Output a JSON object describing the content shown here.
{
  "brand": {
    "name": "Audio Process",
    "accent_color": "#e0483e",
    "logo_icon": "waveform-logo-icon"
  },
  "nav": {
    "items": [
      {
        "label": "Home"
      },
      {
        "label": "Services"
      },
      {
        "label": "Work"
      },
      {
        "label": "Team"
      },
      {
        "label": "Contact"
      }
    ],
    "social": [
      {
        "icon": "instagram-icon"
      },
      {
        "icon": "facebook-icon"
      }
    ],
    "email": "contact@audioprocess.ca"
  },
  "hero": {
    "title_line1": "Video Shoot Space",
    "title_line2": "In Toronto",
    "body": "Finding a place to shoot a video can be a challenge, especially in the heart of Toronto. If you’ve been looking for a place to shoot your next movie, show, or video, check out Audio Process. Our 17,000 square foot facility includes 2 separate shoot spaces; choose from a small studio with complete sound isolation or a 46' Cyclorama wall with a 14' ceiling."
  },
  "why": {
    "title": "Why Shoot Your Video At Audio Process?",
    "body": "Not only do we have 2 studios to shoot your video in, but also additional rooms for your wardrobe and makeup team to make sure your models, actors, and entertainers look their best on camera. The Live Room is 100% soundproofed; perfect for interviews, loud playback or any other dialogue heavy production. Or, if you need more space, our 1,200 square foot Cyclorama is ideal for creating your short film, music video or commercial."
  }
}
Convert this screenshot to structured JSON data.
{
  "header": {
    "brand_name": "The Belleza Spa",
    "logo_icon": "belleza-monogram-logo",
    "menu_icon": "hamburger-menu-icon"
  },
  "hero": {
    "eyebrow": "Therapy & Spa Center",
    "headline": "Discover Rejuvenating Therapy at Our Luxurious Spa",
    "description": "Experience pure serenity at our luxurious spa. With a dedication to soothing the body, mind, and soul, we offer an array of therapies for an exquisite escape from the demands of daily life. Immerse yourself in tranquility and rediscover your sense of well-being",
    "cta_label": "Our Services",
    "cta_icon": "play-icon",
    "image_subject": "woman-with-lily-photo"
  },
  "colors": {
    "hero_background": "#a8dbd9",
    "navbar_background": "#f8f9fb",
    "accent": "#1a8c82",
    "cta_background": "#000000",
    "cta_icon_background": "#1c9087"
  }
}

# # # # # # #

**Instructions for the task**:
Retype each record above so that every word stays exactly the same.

**Result**:
Output a JSON object describing the content shown here.
{
  "brand": {
    "name": "Audio Process",
    "accent_color": "#e0483e",
    "logo_icon": "waveform-logo-icon"
  },
  "nav": {
    "items": [
      {
        "label": "Home"
      },
      {
        "label": "Services"
      },
      {
        "label": "Work"
      },
      {
        "label": "Team"
      },
      {
        "label": "Contact"
      }
    ],
    "social": [
      {
        "icon": "instagram-icon"
      },
      {
        "icon": "facebook-icon"
      }
    ],
    "email": "contact@audioprocess.ca"
  },
  "hero": {
    "title_line1": "Video Shoot Space",
    "title_line2": "In Toronto",
    "body": "Finding a place to shoot a video can be a challenge, especially in the heart of Toronto. If you’ve been looking for a place to shoot your next movie, show, or video, check out Audio Process. Our 17,000 square foot facility includes 2 separate shoot spaces; choose from a small studio with complete sound isolation or a 46' Cyclorama wall with a 14' ceiling."
  },
  "why": {
    "title": "Why Shoot Your Video At Audio Process?",
    "body": "Not only do we have 2 studios to shoot your video in, but also additional rooms for your wardrobe and makeup team to make sure your models, actors, and entertainers look their best on camera. The Live Room is 100% soundproofed; perfect for interviews, loud playback or any other dialogue heavy production. Or, if you need more space, our 1,200 square foot Cyclorama is ideal for creating your short film, music video or commercial."
  }
}
Convert this screenshot to structured JSON data.
{
  "header": {
    "brand_name": "The Belleza Spa",
    "logo_icon": "belleza-monogram-logo",
    "menu_icon": "hamburger-menu-icon"
  },
  "hero": {
    "eyebrow": "Therapy & Spa Center",
    "headline": "Discover Rejuvenating Therapy at Our Luxurious Spa",
    "description": "Experience pure serenity at our luxurious spa. With a dedication to soothing the body, mind, and soul, we offer an array of therapies for an exquisite escape from the demands of daily life. Immerse yourself in tranquility and rediscover your sense of well-being",
    "cta_label": "Our Services",
    "cta_icon": "play-icon",
    "image_subject": "woman-with-lily-photo"
  },
  "colors": {
    "hero_background": "#a8dbd9",
    "navbar_background": "#f8f9fb",
    "accent": "#1a8c82",
    "cta_background": "#000000",
    "cta_icon_background": "#1c9087"
  }
}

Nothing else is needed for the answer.